Conditioned responses in humans bypass the parts of the brain involving conscious thought and effort. You’ll find that in any activity where seconds count or a moment of hesitation can have deadly consequences – like firefighting or some branches of the military - training usually works to build up a set of nearly automatic responses.  The training – the conditioning  - can be extremely effective.  After an incident, the individuals involved may not even remember what happened.

In politics, the people often remember exactly what is going on, but the disconnection from thought  - from critical analysis – is absolutely real.

Consider for example, anything connected to Quebec and Labrador hydro-electric power.  The responses are so strongly conditioned in huge numbers of people that they respond instinctively to any suggestion that some vague entity called “Quebec” is doing something evil:  people are ready to man the barricades.
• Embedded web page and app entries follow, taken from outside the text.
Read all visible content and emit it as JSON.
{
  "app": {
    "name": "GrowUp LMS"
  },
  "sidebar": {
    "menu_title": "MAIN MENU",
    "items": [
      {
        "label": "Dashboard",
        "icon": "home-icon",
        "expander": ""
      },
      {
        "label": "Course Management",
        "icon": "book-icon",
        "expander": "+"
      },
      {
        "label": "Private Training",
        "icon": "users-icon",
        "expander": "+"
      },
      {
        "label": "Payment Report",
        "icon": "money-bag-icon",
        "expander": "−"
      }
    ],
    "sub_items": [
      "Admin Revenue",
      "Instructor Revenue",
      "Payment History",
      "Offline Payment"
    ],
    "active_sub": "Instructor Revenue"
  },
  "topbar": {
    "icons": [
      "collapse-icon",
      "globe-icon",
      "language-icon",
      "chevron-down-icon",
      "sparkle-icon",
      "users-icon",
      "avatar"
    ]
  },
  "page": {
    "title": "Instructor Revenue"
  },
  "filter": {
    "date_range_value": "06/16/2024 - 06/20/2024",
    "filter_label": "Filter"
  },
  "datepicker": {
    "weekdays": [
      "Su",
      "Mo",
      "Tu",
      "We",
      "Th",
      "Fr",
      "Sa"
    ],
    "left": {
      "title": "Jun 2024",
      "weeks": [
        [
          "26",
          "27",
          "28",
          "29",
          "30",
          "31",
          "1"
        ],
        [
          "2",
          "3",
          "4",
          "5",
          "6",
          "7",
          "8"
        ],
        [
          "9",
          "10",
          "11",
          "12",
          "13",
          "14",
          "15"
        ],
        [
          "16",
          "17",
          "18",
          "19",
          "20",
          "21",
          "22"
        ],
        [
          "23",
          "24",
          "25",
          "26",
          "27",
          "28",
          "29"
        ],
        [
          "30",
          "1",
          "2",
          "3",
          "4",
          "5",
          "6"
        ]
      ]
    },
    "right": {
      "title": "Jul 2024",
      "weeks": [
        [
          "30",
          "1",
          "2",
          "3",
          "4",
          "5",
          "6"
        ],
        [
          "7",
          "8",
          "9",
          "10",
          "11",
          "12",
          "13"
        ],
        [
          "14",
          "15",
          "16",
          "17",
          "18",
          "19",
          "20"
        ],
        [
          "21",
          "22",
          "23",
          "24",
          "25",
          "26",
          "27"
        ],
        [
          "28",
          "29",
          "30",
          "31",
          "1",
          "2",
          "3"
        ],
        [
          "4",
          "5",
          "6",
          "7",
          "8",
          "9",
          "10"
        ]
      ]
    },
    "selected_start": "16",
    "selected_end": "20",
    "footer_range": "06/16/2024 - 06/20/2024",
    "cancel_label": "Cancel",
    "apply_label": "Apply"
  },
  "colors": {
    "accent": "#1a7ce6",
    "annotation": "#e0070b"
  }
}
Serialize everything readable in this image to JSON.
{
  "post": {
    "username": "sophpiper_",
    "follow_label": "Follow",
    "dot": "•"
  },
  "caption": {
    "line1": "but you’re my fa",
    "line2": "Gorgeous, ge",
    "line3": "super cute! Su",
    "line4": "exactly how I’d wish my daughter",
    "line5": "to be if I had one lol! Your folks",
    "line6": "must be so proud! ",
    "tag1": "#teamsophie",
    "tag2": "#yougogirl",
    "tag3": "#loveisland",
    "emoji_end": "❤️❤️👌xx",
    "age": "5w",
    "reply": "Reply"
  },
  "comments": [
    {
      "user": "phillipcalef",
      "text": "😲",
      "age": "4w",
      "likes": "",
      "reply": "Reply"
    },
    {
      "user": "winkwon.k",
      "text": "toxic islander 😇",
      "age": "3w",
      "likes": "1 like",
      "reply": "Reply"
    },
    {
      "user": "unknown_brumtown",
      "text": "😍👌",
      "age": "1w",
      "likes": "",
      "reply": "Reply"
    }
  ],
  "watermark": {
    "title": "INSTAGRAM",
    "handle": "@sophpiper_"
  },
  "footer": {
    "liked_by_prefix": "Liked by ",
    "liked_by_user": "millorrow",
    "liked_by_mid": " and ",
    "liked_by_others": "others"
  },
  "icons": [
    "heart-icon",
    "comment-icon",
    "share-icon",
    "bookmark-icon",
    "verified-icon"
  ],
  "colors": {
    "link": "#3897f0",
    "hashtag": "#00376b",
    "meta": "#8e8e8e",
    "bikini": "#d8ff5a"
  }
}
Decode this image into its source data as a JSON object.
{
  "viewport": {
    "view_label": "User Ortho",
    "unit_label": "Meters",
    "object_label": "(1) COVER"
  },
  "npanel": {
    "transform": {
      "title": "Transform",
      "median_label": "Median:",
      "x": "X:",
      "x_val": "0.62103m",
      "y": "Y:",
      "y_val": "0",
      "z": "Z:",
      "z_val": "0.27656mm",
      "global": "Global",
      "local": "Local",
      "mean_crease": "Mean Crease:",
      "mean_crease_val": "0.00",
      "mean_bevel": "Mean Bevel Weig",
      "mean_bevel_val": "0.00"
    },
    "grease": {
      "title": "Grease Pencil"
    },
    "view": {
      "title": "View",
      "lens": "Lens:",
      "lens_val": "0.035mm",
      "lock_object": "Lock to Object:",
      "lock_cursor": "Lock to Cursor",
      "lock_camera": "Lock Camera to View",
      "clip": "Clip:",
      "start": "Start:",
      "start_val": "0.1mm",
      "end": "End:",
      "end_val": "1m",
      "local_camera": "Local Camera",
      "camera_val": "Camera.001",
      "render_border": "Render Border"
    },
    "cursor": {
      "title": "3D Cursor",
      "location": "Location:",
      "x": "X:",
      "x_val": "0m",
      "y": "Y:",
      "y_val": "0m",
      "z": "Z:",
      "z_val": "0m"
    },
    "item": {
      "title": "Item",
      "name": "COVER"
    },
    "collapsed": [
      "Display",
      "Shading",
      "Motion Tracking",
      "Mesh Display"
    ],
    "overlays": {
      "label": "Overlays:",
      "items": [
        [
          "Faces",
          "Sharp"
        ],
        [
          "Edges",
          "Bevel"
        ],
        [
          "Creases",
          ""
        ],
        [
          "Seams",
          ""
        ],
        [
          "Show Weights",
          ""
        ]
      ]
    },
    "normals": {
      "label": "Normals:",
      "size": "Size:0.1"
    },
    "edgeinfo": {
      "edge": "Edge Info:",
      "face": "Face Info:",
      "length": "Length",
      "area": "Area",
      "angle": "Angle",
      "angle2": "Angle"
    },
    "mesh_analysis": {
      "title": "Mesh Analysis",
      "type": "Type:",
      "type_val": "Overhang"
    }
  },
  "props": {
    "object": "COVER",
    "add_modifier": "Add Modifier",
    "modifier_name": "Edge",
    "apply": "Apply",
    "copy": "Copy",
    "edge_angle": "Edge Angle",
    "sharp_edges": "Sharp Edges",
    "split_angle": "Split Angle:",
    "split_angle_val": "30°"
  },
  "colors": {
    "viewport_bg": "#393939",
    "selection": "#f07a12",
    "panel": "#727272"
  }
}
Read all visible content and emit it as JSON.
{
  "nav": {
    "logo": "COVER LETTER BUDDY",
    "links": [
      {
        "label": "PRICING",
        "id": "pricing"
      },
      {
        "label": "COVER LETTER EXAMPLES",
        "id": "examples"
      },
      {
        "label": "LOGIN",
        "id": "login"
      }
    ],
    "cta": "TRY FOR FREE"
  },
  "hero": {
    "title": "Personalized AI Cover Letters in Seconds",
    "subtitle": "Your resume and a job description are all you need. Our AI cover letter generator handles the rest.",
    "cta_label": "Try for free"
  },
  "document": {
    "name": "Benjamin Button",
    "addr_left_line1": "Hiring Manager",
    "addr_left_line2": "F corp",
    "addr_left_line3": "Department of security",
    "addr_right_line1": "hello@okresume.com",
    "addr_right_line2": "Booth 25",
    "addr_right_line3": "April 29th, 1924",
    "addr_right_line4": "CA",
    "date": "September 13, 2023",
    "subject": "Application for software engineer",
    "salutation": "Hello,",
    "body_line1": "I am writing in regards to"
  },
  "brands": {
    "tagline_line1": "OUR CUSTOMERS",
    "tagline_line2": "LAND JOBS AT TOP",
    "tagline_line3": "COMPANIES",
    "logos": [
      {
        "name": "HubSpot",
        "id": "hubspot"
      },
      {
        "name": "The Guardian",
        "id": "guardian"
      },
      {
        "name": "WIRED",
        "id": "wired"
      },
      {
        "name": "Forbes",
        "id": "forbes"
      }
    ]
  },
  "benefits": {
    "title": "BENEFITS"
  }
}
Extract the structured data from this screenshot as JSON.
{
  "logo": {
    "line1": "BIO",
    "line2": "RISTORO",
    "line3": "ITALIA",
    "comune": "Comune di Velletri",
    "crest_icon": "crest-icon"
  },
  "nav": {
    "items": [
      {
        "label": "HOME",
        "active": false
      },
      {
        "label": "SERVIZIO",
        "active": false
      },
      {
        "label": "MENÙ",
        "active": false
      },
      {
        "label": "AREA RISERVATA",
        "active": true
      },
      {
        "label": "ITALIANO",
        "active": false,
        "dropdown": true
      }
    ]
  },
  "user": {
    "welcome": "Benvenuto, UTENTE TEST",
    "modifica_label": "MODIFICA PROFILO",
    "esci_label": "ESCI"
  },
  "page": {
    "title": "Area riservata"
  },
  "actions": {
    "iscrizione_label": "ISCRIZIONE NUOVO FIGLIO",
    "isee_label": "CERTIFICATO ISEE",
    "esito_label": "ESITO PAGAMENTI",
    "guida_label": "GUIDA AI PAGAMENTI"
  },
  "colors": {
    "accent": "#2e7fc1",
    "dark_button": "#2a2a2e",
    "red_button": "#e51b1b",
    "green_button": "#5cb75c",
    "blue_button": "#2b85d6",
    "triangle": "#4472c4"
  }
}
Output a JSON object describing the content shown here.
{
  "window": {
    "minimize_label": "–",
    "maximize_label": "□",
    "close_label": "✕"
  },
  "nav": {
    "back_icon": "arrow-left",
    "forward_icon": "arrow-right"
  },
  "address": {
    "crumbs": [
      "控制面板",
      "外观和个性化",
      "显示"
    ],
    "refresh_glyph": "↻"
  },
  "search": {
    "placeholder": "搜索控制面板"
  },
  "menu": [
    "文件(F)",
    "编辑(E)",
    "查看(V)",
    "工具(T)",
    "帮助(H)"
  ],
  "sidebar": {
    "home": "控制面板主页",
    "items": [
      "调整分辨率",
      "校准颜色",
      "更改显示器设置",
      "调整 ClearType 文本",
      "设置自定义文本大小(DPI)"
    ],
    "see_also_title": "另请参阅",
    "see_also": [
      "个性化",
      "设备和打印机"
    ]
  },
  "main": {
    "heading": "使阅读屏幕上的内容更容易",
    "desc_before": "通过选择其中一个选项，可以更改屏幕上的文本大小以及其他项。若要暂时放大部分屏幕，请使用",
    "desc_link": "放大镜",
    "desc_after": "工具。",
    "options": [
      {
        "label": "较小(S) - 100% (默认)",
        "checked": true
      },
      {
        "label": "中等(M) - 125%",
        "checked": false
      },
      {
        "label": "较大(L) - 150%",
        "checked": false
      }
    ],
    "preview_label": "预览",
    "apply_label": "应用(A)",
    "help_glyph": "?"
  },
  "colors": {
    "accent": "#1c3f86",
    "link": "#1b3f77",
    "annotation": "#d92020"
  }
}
There are two fine examples of conditioned response in the weekend Telegram. Two hard-nosed, hard-headed editors – neither of them lacking in the brains department – wrote on the same subject:  the Premier’s dog-whistle speech to the Board of Trade this past week.

Here’s Bob Wakeham:

So when Danny Williams lets Quebec have it square in the noggin for putting up still more obstacles to the Lower Churchill development, or continuing with its entrenchment on that disgraceful Upper Churchill contract, the Newfoundland sector of my skull calls for applause, while the journalistic neurons demand I let everyone know that the premier’s stance will play well in every nook and cranny of the province, that he’s abundantly aware that the we-against-them form of politicking will provide another feather in his cap of popularity.

Here’s Russell Wangersky:

But let’s get right to the nub of the argument.

Is it fair that a province with natural resources to sell — say, hydroelectricity or fish — should be held to ransom by another province because the producing province wants to get its product to a lucrative market? Should one province get to skim profits from the other, just because it can?

If you read both columns you will certainly have a very rich plate of ideas to devour.  Both make powerful points and both are conscious of the fact that politicians like the Premier use political issues to garner support.

But what we are talking about here is something a hair’s breadth below the surface of what both Wakeham and Wangersky are writing about.  Both writers accept that “Quebec” is “putting up still more obstacles”, to use Wakeham’s version or that “a province with natural resources to sell” is being “held ransom by another province” to take Wangersky’s.

In other words, even though they are conscious of the fact it is just a bell, they still accept the bell’s tinkling is tied to food.  They accept that what the Premier said last week about Quebec’s obstructionism was absolutely correct because, as we all know, that’s what Quebec and Labrador hydroelectricity is all about.

The point is not to slag off either Wakeham or Wangersky.  Take their columns, on this point, as evidence of just how deeply rooted, just how powerful is the basic political mythology about Labrador and Quebec built up over the course of 35 years of relentless effort by one politician after another. Even with mounds of evidence that the Premier’s latest tirade against the “Quebec” bogeyman is based on fiction, the two editors just carried on from the starting point of what every assumes to be true. 

On another level though, you can see the early stages of something else and that’s where the current administration needs to watch out.  Russell Wangersky ends his column with the warning that the story is getting boring to voters.  And Wakeham, who evidently loves Danny, despite wanting to needle the Old Man about his marital problems every now and again, knows full well that Danny the Politician is just blowing the whistle in order to put “another feather in his cap of popularity.”

Those acknowledgements mean that the conditioning is starting to lose its grip. As long as the current administration keeps blowing the same whistle, it’s really only a matter of time before fewer and fewer dogs drool on the carpet in anticipation of the Scoobie snacks that never ever show up. 

- srbp -